Aim of the task = Only the pictures are to be dropped, and the rest of the data should be copied exactly.

==========

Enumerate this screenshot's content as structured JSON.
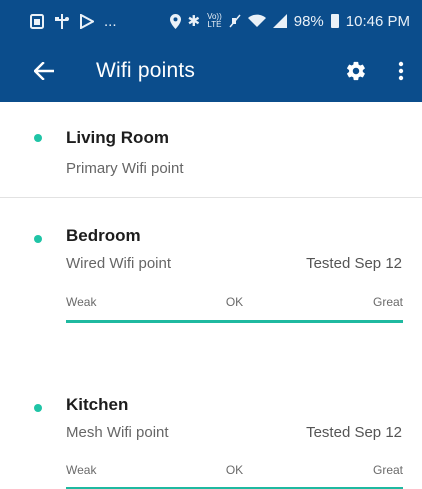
{
  "status_bar": {
    "left_more": "...",
    "volte_top": "Vo))",
    "volte_bottom": "LTE",
    "battery": "98%",
    "time": "10:46 PM"
  },
  "toolbar": {
    "title": "Wifi points",
    "back_icon": "arrow-back-icon",
    "settings_icon": "gear-icon",
    "more_icon": "more-vert-icon"
  },
  "colors": {
    "app_bar": "#0b4d8c",
    "accent": "#1fc4a6",
    "signal_bar": "#1fb9a0"
  },
  "wifi_points": [
    {
      "name": "Living Room",
      "type": "Primary Wifi point"
    },
    {
      "name": "Bedroom",
      "type": "Wired Wifi point",
      "tested": "Tested Sep 12",
      "scale": {
        "weak": "Weak",
        "ok": "OK",
        "great": "Great"
      },
      "signal_level": 1.0
    },
    {
      "name": "Kitchen",
      "type": "Mesh Wifi point",
      "tested": "Tested Sep 12",
      "scale": {
        "weak": "Weak",
        "ok": "OK",
        "great": "Great"
      },
      "signal_level": 1.0
    }
  ]
}
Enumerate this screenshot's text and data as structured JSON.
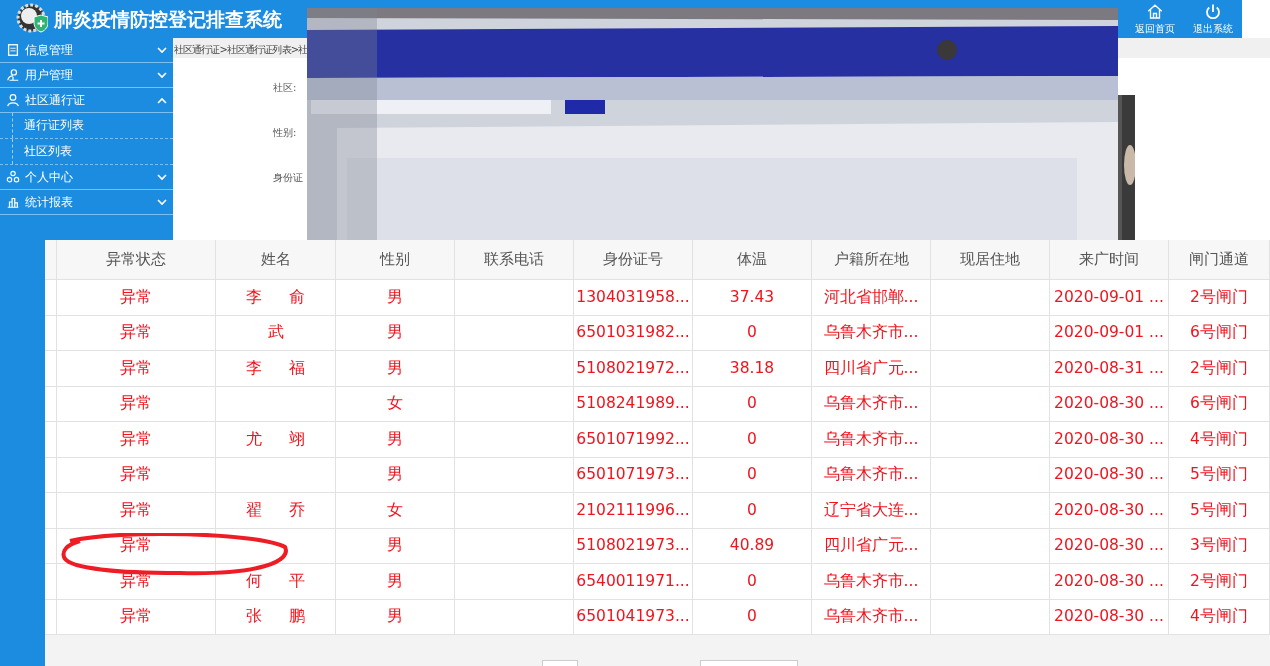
{
  "header": {
    "title": "肺炎疫情防控登记排查系统",
    "actions": [
      {
        "label": "返回首页",
        "kind": "home"
      },
      {
        "label": "退出系统",
        "kind": "power"
      }
    ]
  },
  "sidebar": {
    "items": [
      {
        "label": "信息管理",
        "kind": "doc",
        "expanded": false
      },
      {
        "label": "用户管理",
        "kind": "users",
        "expanded": false
      },
      {
        "label": "社区通行证",
        "kind": "person",
        "expanded": true,
        "children": [
          {
            "label": "通行证列表"
          },
          {
            "label": "社区列表"
          }
        ]
      },
      {
        "label": "个人中心",
        "kind": "group",
        "expanded": false
      },
      {
        "label": "统计报表",
        "kind": "chart",
        "expanded": false
      }
    ]
  },
  "breadcrumb": "社区通行证>社区通行证列表>社",
  "form_labels": [
    "社区:",
    "性别:",
    "身份证"
  ],
  "table": {
    "columns": [
      "异常状态",
      "姓名",
      "性别",
      "联系电话",
      "身份证号",
      "体温",
      "户籍所在地",
      "现居住地",
      "来广时间",
      "闸门通道"
    ],
    "rows": [
      {
        "status": "异常",
        "name": "李 俞",
        "gender": "男",
        "id": "1304031958...",
        "temp": "37.43",
        "hukou": "河北省邯郸...",
        "time": "2020-09-01 ...",
        "gate": "2号闸门",
        "circled": false
      },
      {
        "status": "异常",
        "name": "武",
        "gender": "男",
        "id": "6501031982...",
        "temp": "0",
        "hukou": "乌鲁木齐市...",
        "time": "2020-09-01 ...",
        "gate": "6号闸门",
        "circled": false
      },
      {
        "status": "异常",
        "name": "李 福",
        "gender": "男",
        "id": "5108021972...",
        "temp": "38.18",
        "hukou": "四川省广元...",
        "time": "2020-08-31 ...",
        "gate": "2号闸门",
        "circled": false
      },
      {
        "status": "异常",
        "gender": "女",
        "id": "5108241989...",
        "temp": "0",
        "hukou": "乌鲁木齐市...",
        "time": "2020-08-30 ...",
        "gate": "6号闸门",
        "circled": false
      },
      {
        "status": "异常",
        "name": "尤 翊",
        "gender": "男",
        "id": "6501071992...",
        "temp": "0",
        "hukou": "乌鲁木齐市...",
        "time": "2020-08-30 ...",
        "gate": "4号闸门",
        "circled": false
      },
      {
        "status": "异常",
        "gender": "男",
        "id": "6501071973...",
        "temp": "0",
        "hukou": "乌鲁木齐市...",
        "time": "2020-08-30 ...",
        "gate": "5号闸门",
        "circled": false
      },
      {
        "status": "异常",
        "name": "翟 乔",
        "gender": "女",
        "id": "2102111996...",
        "temp": "0",
        "hukou": "辽宁省大连...",
        "time": "2020-08-30 ...",
        "gate": "5号闸门",
        "circled": false
      },
      {
        "status": "异常",
        "gender": "男",
        "id": "5108021973...",
        "temp": "40.89",
        "hukou": "四川省广元...",
        "time": "2020-08-30 ...",
        "gate": "3号闸门",
        "circled": true
      },
      {
        "status": "异常",
        "name": "何 平",
        "gender": "男",
        "id": "6540011971...",
        "temp": "0",
        "hukou": "乌鲁木齐市...",
        "time": "2020-08-30 ...",
        "gate": "2号闸门",
        "circled": false
      },
      {
        "status": "异常",
        "name": "张 鹏",
        "gender": "男",
        "id": "6501041973...",
        "temp": "0",
        "hukou": "乌鲁木齐市...",
        "time": "2020-08-30 ...",
        "gate": "4号闸门",
        "circled": false
      }
    ]
  }
}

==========

Task solution =
Enumerate this screenshot's content as structured JSON.
{
  "status_bar": {
    "left_more": "...",
    "volte_top": "Vo))",
    "volte_bottom": "LTE",
    "battery": "98%",
    "time": "10:46 PM"
  },
  "toolbar": {
    "title": "Wifi points",
    "back_icon": "arrow-back-icon",
    "settings_icon": "gear-icon",
    "more_icon": "more-vert-icon"
  },
  "colors": {
    "app_bar": "#0b4d8c",
    "accent": "#1fc4a6",
    "signal_bar": "#1fb9a0"
  },
  "wifi_points": [
    {
      "name": "Living Room",
      "type": "Primary Wifi point"
    },
    {
      "name": "Bedroom",
      "type": "Wired Wifi point",
      "tested": "Tested Sep 12",
      "scale": {
        "weak": "Weak",
        "ok": "OK",
        "great": "Great"
      },
      "signal_level": 1.0
    },
    {
      "name": "Kitchen",
      "type": "Mesh Wifi point",
      "tested": "Tested Sep 12",
      "scale": {
        "weak": "Weak",
        "ok": "OK",
        "great": "Great"
      },
      "signal_level": 1.0
    }
  ]
}
Enumerate this screenshot's text and data as structured JSON.
{
  "header": {
    "title": "肺炎疫情防控登记排查系统",
    "actions": [
      {
        "label": "返回首页",
        "kind": "home"
      },
      {
        "label": "退出系统",
        "kind": "power"
      }
    ]
  },
  "sidebar": {
    "items": [
      {
        "label": "信息管理",
        "kind": "doc",
        "expanded": false
      },
      {
        "label": "用户管理",
        "kind": "users",
        "expanded": false
      },
      {
        "label": "社区通行证",
        "kind": "person",
        "expanded": true,
        "children": [
          {
            "label": "通行证列表"
          },
          {
            "label": "社区列表"
          }
        ]
      },
      {
        "label": "个人中心",
        "kind": "group",
        "expanded": false
      },
      {
        "label": "统计报表",
        "kind": "chart",
        "expanded": false
      }
    ]
  },
  "breadcrumb": "社区通行证>社区通行证列表>社",
  "form_labels": [
    "社区:",
    "性别:",
    "身份证"
  ],
  "table": {
    "columns": [
      "异常状态",
      "姓名",
      "性别",
      "联系电话",
      "身份证号",
      "体温",
      "户籍所在地",
      "现居住地",
      "来广时间",
      "闸门通道"
    ],
    "rows": [
      {
        "status": "异常",
        "name": "李 俞",
        "gender": "男",
        "id": "1304031958...",
        "temp": "37.43",
        "hukou": "河北省邯郸...",
        "time": "2020-09-01 ...",
        "gate": "2号闸门",
        "circled": false
      },
      {
        "status": "异常",
        "name": "武",
        "gender": "男",
        "id": "6501031982...",
        "temp": "0",
        "hukou": "乌鲁木齐市...",
        "time": "2020-09-01 ...",
        "gate": "6号闸门",
        "circled": false
      },
      {
        "status": "异常",
        "name": "李 福",
        "gender": "男",
        "id": "5108021972...",
        "temp": "38.18",
        "hukou": "四川省广元...",
        "time": "2020-08-31 ...",
        "gate": "2号闸门",
        "circled": false
      },
      {
        "status": "异常",
        "gender": "女",
        "id": "5108241989...",
        "temp": "0",
        "hukou": "乌鲁木齐市...",
        "time": "2020-08-30 ...",
        "gate": "6号闸门",
        "circled": false
      },
      {
        "status": "异常",
        "name": "尤 翊",
        "gender": "男",
        "id": "6501071992...",
        "temp": "0",
        "hukou": "乌鲁木齐市...",
        "time": "2020-08-30 ...",
        "gate": "4号闸门",
        "circled": false
      },
      {
        "status": "异常",
        "gender": "男",
        "id": "6501071973...",
        "temp": "0",
        "hukou": "乌鲁木齐市...",
        "time": "2020-08-30 ...",
        "gate": "5号闸门",
        "circled": false
      },
      {
        "status": "异常",
        "name": "翟 乔",
        "gender": "女",
        "id": "2102111996...",
        "temp": "0",
        "hukou": "辽宁省大连...",
        "time": "2020-08-30 ...",
        "gate": "5号闸门",
        "circled": false
      },
      {
        "status": "异常",
        "gender": "男",
        "id": "5108021973...",
        "temp": "40.89",
        "hukou": "四川省广元...",
        "time": "2020-08-30 ...",
        "gate": "3号闸门",
        "circled": true
      },
      {
        "status": "异常",
        "name": "何 平",
        "gender": "男",
        "id": "6540011971...",
        "temp": "0",
        "hukou": "乌鲁木齐市...",
        "time": "2020-08-30 ...",
        "gate": "2号闸门",
        "circled": false
      },
      {
        "status": "异常",
        "name": "张 鹏",
        "gender": "男",
        "id": "6501041973...",
        "temp": "0",
        "hukou": "乌鲁木齐市...",
        "time": "2020-08-30 ...",
        "gate": "4号闸门",
        "circled": false
      }
    ]
  }
}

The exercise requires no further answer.